WHAT YOU WILL DO
From the first line to the last, set down the material exactly, leaving out its pictures.

SUPPLIED DATA
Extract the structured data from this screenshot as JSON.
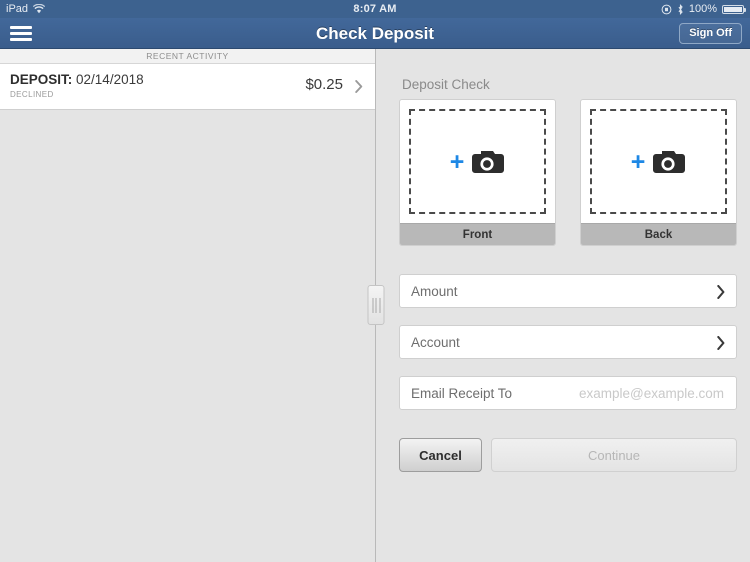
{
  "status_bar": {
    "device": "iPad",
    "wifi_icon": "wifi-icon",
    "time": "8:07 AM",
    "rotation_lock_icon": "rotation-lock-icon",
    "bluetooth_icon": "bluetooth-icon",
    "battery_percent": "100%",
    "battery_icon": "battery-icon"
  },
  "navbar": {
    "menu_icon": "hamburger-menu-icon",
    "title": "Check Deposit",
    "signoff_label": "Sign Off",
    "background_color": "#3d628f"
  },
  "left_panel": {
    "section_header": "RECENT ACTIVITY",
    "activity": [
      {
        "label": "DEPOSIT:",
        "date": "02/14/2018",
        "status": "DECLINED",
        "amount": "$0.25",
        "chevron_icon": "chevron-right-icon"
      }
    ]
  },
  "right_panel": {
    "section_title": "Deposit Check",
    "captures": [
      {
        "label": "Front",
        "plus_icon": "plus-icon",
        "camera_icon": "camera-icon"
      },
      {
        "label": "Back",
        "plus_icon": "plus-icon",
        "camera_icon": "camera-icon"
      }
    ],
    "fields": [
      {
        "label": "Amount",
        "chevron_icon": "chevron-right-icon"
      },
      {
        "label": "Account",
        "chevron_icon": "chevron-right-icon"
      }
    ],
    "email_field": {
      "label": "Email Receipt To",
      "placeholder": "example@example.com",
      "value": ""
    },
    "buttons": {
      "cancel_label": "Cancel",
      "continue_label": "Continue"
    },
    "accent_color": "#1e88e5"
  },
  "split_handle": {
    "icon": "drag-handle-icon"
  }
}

ANSWER AREA
Extract the structured data from this screenshot as JSON.
{
  "status_bar": {
    "device": "iPad",
    "wifi_icon": "wifi-icon",
    "time": "8:07 AM",
    "rotation_lock_icon": "rotation-lock-icon",
    "bluetooth_icon": "bluetooth-icon",
    "battery_percent": "100%",
    "battery_icon": "battery-icon"
  },
  "navbar": {
    "menu_icon": "hamburger-menu-icon",
    "title": "Check Deposit",
    "signoff_label": "Sign Off",
    "background_color": "#3d628f"
  },
  "left_panel": {
    "section_header": "RECENT ACTIVITY",
    "activity": [
      {
        "label": "DEPOSIT:",
        "date": "02/14/2018",
        "status": "DECLINED",
        "amount": "$0.25",
        "chevron_icon": "chevron-right-icon"
      }
    ]
  },
  "right_panel": {
    "section_title": "Deposit Check",
    "captures": [
      {
        "label": "Front",
        "plus_icon": "plus-icon",
        "camera_icon": "camera-icon"
      },
      {
        "label": "Back",
        "plus_icon": "plus-icon",
        "camera_icon": "camera-icon"
      }
    ],
    "fields": [
      {
        "label": "Amount",
        "chevron_icon": "chevron-right-icon"
      },
      {
        "label": "Account",
        "chevron_icon": "chevron-right-icon"
      }
    ],
    "email_field": {
      "label": "Email Receipt To",
      "placeholder": "example@example.com",
      "value": ""
    },
    "buttons": {
      "cancel_label": "Cancel",
      "continue_label": "Continue"
    },
    "accent_color": "#1e88e5"
  },
  "split_handle": {
    "icon": "drag-handle-icon"
  }
}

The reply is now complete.